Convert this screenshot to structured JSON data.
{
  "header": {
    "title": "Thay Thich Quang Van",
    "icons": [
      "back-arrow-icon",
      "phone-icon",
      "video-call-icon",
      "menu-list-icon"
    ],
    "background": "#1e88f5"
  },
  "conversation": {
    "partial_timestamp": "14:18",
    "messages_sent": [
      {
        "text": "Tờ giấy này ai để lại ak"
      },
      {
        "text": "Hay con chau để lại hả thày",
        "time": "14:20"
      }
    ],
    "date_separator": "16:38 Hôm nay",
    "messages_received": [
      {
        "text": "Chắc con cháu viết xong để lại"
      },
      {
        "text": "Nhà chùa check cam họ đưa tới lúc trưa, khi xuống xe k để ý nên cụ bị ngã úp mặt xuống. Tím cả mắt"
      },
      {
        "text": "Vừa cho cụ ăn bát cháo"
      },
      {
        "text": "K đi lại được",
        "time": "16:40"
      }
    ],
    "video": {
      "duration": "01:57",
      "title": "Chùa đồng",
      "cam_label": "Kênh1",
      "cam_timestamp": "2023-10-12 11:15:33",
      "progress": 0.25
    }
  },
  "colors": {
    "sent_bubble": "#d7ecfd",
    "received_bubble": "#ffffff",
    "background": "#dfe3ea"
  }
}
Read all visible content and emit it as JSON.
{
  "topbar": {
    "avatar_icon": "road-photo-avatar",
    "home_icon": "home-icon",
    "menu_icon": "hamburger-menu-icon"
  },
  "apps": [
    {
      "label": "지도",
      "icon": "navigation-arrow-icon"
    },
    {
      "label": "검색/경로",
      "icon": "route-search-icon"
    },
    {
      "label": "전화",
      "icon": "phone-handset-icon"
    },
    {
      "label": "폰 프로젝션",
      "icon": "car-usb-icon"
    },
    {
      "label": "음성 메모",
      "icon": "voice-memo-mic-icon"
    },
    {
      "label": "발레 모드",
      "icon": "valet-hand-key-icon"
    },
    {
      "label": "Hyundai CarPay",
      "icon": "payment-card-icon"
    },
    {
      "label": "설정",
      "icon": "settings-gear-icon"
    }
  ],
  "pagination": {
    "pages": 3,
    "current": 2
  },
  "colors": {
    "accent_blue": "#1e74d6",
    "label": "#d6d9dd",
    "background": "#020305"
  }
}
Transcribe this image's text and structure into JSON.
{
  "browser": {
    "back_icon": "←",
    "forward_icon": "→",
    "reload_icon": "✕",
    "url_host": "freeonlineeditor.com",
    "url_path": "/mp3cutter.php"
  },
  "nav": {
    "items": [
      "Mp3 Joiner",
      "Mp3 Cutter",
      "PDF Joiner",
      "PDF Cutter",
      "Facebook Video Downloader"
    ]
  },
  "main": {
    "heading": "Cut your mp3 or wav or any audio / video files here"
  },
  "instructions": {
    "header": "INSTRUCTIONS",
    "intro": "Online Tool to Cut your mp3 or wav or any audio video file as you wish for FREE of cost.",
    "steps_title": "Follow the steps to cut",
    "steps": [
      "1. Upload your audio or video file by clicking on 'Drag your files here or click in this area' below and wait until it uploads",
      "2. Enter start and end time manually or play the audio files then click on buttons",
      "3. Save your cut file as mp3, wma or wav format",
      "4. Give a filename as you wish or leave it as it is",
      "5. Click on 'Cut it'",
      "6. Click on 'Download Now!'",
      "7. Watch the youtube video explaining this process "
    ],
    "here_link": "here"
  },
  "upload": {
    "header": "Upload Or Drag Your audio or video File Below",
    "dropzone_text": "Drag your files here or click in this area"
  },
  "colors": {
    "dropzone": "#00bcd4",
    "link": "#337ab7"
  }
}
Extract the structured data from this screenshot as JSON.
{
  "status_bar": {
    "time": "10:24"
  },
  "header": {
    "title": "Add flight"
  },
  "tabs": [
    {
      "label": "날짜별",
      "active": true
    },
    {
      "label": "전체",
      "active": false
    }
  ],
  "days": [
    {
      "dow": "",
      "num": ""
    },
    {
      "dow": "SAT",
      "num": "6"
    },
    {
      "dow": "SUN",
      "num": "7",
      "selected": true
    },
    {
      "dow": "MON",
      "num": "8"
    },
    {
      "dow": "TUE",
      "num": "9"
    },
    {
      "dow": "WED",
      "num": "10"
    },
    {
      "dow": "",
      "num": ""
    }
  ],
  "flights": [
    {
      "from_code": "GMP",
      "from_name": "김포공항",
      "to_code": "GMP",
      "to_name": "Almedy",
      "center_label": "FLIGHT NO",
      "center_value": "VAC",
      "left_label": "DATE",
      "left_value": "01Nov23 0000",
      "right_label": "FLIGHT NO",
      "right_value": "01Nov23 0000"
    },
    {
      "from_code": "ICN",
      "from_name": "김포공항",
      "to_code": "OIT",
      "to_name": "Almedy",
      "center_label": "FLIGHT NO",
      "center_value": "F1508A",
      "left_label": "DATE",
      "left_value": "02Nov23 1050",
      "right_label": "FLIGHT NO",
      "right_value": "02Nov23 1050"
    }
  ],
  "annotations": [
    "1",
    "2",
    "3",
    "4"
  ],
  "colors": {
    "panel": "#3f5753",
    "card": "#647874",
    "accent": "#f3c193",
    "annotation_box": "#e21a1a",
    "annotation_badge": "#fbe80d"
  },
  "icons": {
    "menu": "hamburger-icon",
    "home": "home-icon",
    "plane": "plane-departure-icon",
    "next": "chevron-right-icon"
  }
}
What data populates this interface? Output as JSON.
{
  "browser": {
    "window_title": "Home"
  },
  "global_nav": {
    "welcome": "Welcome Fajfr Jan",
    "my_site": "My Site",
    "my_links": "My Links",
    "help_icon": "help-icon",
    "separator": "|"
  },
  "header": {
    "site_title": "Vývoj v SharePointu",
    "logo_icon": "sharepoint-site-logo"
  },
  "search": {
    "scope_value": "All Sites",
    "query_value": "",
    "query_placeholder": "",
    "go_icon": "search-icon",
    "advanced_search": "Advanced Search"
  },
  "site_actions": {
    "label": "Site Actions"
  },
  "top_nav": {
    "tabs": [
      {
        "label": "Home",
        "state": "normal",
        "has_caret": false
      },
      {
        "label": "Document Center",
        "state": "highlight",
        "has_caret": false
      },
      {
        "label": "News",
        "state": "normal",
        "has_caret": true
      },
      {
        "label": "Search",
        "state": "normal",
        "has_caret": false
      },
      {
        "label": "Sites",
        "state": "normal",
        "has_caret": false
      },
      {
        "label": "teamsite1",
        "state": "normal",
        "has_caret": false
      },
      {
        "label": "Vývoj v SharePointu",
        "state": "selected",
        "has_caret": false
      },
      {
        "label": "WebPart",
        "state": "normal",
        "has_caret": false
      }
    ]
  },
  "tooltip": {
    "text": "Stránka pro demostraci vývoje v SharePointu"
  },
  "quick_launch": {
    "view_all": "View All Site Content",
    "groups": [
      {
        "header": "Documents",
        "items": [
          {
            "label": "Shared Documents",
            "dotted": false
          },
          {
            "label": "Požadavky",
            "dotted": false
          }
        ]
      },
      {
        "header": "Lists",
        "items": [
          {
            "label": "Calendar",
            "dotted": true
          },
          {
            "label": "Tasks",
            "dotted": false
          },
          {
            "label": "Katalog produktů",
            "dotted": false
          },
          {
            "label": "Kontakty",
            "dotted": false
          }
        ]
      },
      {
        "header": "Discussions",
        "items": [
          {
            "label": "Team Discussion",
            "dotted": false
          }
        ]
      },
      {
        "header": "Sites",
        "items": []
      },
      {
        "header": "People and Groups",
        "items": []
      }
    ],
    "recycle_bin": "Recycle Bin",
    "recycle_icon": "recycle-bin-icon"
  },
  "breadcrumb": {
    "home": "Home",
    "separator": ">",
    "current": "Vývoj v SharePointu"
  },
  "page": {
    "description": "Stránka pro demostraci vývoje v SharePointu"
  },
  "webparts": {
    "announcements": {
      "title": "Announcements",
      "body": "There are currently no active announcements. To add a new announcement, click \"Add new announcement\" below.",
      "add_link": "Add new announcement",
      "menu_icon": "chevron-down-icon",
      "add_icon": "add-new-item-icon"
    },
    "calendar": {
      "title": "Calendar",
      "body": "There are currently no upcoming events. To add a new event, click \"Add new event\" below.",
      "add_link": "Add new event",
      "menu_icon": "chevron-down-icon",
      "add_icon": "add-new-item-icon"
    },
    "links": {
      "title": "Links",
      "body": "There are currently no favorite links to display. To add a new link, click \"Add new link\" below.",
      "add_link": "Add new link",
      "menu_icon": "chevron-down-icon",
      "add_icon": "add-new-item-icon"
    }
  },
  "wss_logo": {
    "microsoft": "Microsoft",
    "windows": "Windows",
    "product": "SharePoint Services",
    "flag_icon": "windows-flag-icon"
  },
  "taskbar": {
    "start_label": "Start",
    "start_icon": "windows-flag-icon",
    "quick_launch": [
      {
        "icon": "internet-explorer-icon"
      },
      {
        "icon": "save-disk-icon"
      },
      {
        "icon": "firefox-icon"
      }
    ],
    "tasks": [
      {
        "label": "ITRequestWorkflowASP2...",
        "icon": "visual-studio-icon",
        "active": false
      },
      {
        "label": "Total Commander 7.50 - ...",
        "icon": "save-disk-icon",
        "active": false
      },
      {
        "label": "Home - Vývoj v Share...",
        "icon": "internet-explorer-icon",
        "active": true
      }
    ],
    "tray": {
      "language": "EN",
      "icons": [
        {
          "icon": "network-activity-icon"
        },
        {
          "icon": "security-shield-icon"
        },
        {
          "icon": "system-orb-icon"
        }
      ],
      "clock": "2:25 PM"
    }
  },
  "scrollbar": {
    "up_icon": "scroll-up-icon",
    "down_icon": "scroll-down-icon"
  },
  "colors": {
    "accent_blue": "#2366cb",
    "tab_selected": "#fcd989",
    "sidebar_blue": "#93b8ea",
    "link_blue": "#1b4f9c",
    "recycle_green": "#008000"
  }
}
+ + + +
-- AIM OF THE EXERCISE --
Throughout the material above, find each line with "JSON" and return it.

-- EXERCISE RESULT --
Convert this screenshot to structured JSON data.
Read all visible content and emit it as JSON.
Transcribe this image's text and structure into JSON.
Extract the structured data from this screenshot as JSON.
What data populates this interface? Output as JSON.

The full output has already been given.